The knot-like shape of the toroid, along with interlocking bumps in the protein envelope, may keep the DNA wedged into the capsid until the virus docks onto the host cell.

"It's poised in this tube waiting to go through the bacterial wall," Baker said. "All of the components work together to create an infection machine."

Susan Brown | EurekAlert!
Further information:
http://www.ucsd.edu

Further reports about: DNA structure

More articles from Life Sciences:

nachricht Water world
20.11.2017 | Washington University in St. Louis

nachricht Carefully crafted light pulses control neuron activity
20.11.2017 | University of Illinois at Urbana-Champaign

All articles from Life Sciences >>>

The most recent press releases about innovation >>>

Die letzten 5 Focus-News des innovations-reports im Überblick:

Im Focus: A “cosmic snake” reveals the structure of remote galaxies

The formation of stars in distant galaxies is still largely unexplored. For the first time, astron-omers at the University of Geneva have now been able to closely observe a star system six billion light-years away. In doing so, they are confirming earlier simulations made by the University of Zurich. One special effect is made possible by the multiple reflections of images that run through the cosmos like a snake.

Today, astronomers have a pretty accurate idea of how stars were formed in the recent cosmic past. But do these laws also apply to older galaxies?
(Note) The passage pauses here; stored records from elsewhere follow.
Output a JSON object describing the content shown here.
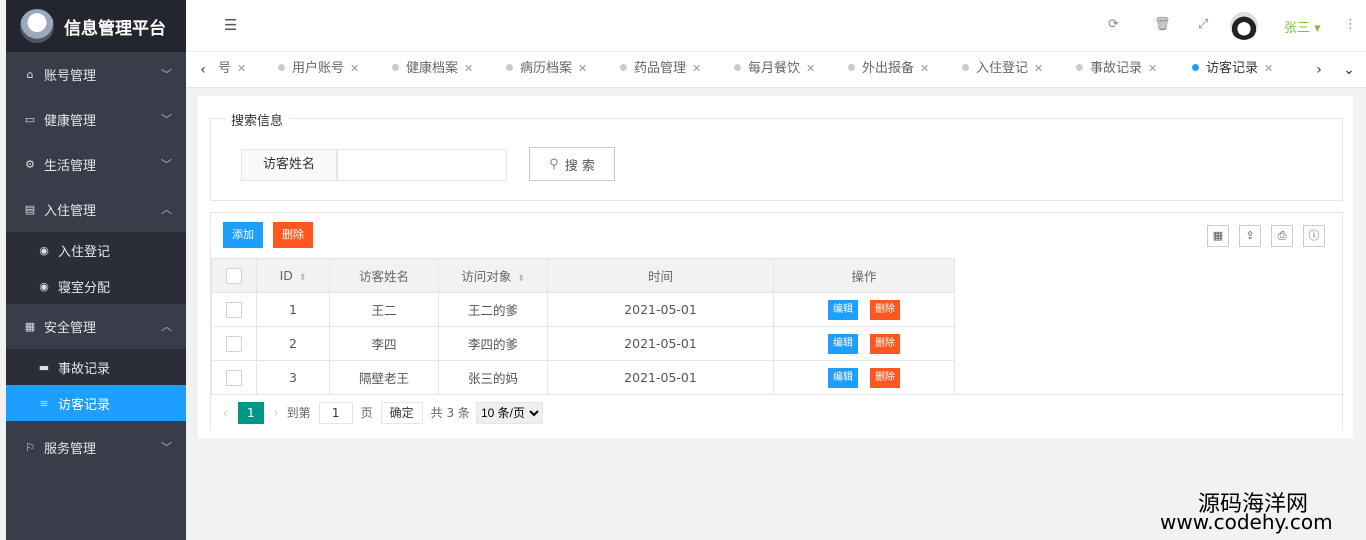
{
  "app": {
    "title": "信息管理平台"
  },
  "user": {
    "name": "张三"
  },
  "sidebar": {
    "items": [
      {
        "label": "账号管理",
        "icon": "home-icon"
      },
      {
        "label": "健康管理",
        "icon": "window-icon"
      },
      {
        "label": "生活管理",
        "icon": "gears-icon"
      },
      {
        "label": "入住管理",
        "icon": "file-icon"
      },
      {
        "label": "入住登记",
        "icon": "dashboard-icon"
      },
      {
        "label": "寝室分配",
        "icon": "dashboard-icon"
      },
      {
        "label": "安全管理",
        "icon": "calendar-icon"
      },
      {
        "label": "事故记录",
        "icon": "list-icon"
      },
      {
        "label": "访客记录",
        "icon": "list-icon"
      },
      {
        "label": "服务管理",
        "icon": "flag-icon"
      }
    ]
  },
  "tabs": [
    "号",
    "用户账号",
    "健康档案",
    "病历档案",
    "药品管理",
    "每月餐饮",
    "外出报备",
    "入住登记",
    "事故记录",
    "访客记录"
  ],
  "search": {
    "legend": "搜索信息",
    "field_label": "访客姓名",
    "field_value": "",
    "button": "搜 索"
  },
  "toolbar": {
    "add": "添加",
    "delete": "删除"
  },
  "table": {
    "headers": [
      "ID",
      "访客姓名",
      "访问对象",
      "时间",
      "操作"
    ],
    "rows": [
      {
        "id": "1",
        "name": "王二",
        "target": "王二的爹",
        "time": "2021-05-01"
      },
      {
        "id": "2",
        "name": "李四",
        "target": "李四的爹",
        "time": "2021-05-01"
      },
      {
        "id": "3",
        "name": "隔壁老王",
        "target": "张三的妈",
        "time": "2021-05-01"
      }
    ],
    "edit": "编辑",
    "del": "删除"
  },
  "pager": {
    "current": "1",
    "goto": "到第",
    "page_input": "1",
    "page_unit": "页",
    "confirm": "确定",
    "total": "共 3 条",
    "size": "10 条/页"
  },
  "watermark": {
    "line1": "源码海洋网",
    "line2": "www.codehy.com"
  }
}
For around a...

Im Focus: Visual intelligence is not the same as IQ

Just because someone is smart and well-motivated doesn't mean he or she can learn the visual skills needed to excel at tasks like matching fingerprints, interpreting medical X-rays, keeping track of aircraft on radar displays or forensic face matching.
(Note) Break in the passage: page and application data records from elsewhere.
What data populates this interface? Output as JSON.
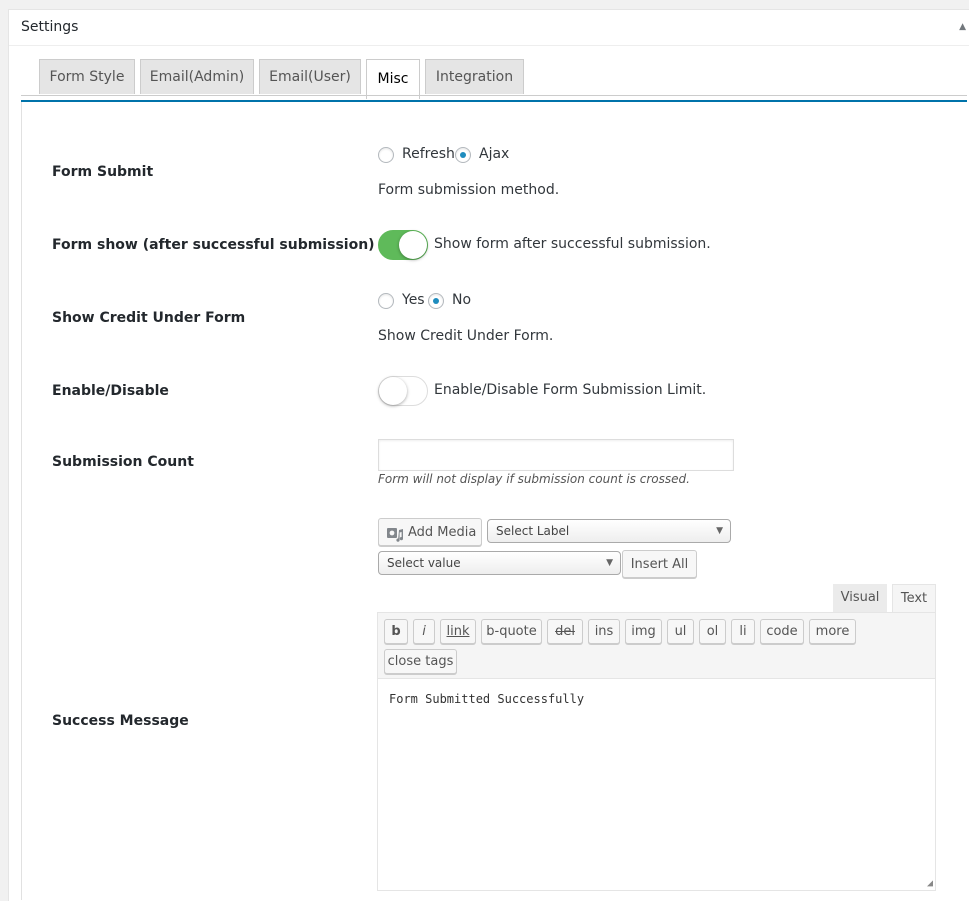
{
  "header": {
    "title": "Settings",
    "toggle_icon": "triangle-up-icon",
    "toggle_glyph": "▲"
  },
  "tabs": [
    {
      "label": "Form Style",
      "active": false
    },
    {
      "label": "Email(Admin)",
      "active": false
    },
    {
      "label": "Email(User)",
      "active": false
    },
    {
      "label": "Misc",
      "active": true
    },
    {
      "label": "Integration",
      "active": false
    }
  ],
  "form_submit": {
    "label": "Form Submit",
    "options": [
      {
        "label": "Refresh",
        "checked": false
      },
      {
        "label": "Ajax",
        "checked": true
      }
    ],
    "description": "Form submission method."
  },
  "form_show": {
    "label": "Form show (after successful submission)",
    "enabled": true,
    "description": "Show form after successful submission."
  },
  "show_credit": {
    "label": "Show Credit Under Form",
    "options": [
      {
        "label": "Yes",
        "checked": false
      },
      {
        "label": "No",
        "checked": true
      }
    ],
    "description": "Show Credit Under Form."
  },
  "enable_disable": {
    "label": "Enable/Disable",
    "enabled": false,
    "description": "Enable/Disable Form Submission Limit."
  },
  "submission_count": {
    "label": "Submission Count",
    "value": "",
    "hint": "Form will not display if submission count is crossed."
  },
  "success_message": {
    "label": "Success Message",
    "add_media": "Add Media",
    "select_label": "Select Label",
    "select_value": "Select value",
    "insert_all": "Insert All",
    "editor_tabs": {
      "visual": "Visual",
      "text": "Text",
      "active": "Text"
    },
    "quicktags": [
      "b",
      "i",
      "link",
      "b-quote",
      "del",
      "ins",
      "img",
      "ul",
      "ol",
      "li",
      "code",
      "more",
      "close tags"
    ],
    "content": "Form Submitted Successfully"
  },
  "colors": {
    "accent": "#0073aa",
    "toggle_on": "#5fba5a",
    "radio_dot": "#1e8cbe"
  }
}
That is the implication of a new study which shows for the first time that there is a broad range of differences in people's visual ability and that these...

Im Focus: Novel Nano-CT device creates high-resolution 3D-X-rays of tiny velvet worm legs
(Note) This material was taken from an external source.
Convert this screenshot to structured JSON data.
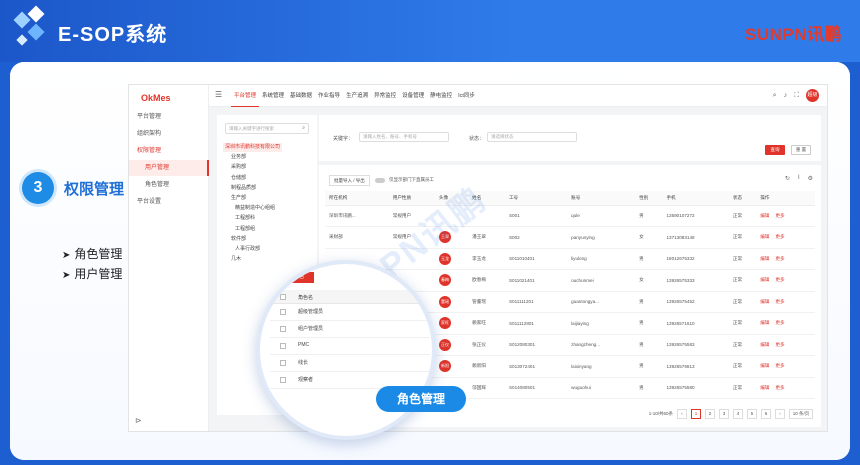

Computer Tomography (CT) is a standard procedure in hospitals, but so far, the technology has not been suitable for imaging extremely small objects. In PNAS, a team from the Technical University of Munich (TUM) describes a Nano-CT device that creates three-dimensional x-ray images at resolutions up to 100 nanometers. The first test application: Together with colleagues from the University of Kassel and Helmholtz-Zentrum Geesthacht the researchers analyzed the locomotory system of a velvet worm.

During a CT analysis, the object under investigation is x-rayed and a detector measures the respective amount of radiation absorbed from various angles....

Im Focus: Researchers Develop Data Bus for Quantum Computer

The quantum world is fragile; error correction codes are needed to protect the information stored in a quantum object from the deteriorating effects of noise. Quantum physicists in Innsbruck have developed a protocol to pass quantum information between differently encoded building blocks of a future quantum computer, such as processors and memories. Scientists may use this protocol in the future to build a data bus for quantum computers. The researchers have published their work in the journal Nature Communications.

Future quantum computers will be able to solve problems where conventional computers fail today. We are still far away from any large-scale implementation,...

Im Focus: Wrinkles give heat a jolt in pillared graphene

Rice University researchers test 3-D carbon nanostructures' thermal transport abilities

Pillared graphene would transfer heat better if the theoretical material had a few asymmetric junctions that caused wrinkles, according to Rice University...

All Focus news of the innovation-report >>>

Anzeige

Anzeige

Event News

Ecology Across Borders: International conference brings together 1,500 ecologists

15.11.2017 | Event News

Road into laboratory: Users discuss biaxial fatigue-testing for car and truck wheel

15.11.2017 | Event News

#Berlin5GWeek: The right network for Industry 4.0

30.10.2017 | Event News

 
Latest News

Antarctic landscape insights keep ice loss forecasts on the radar

20.11.2017 | Earth Sciences

Filling the gap: High-latitude volcanic eruptions also have global impact

20.11.2017 | Earth Sciences

Water world

20.11.2017 | Life Sciences

VideoLinks
B2B-VideoLinks
More VideoLinks >>>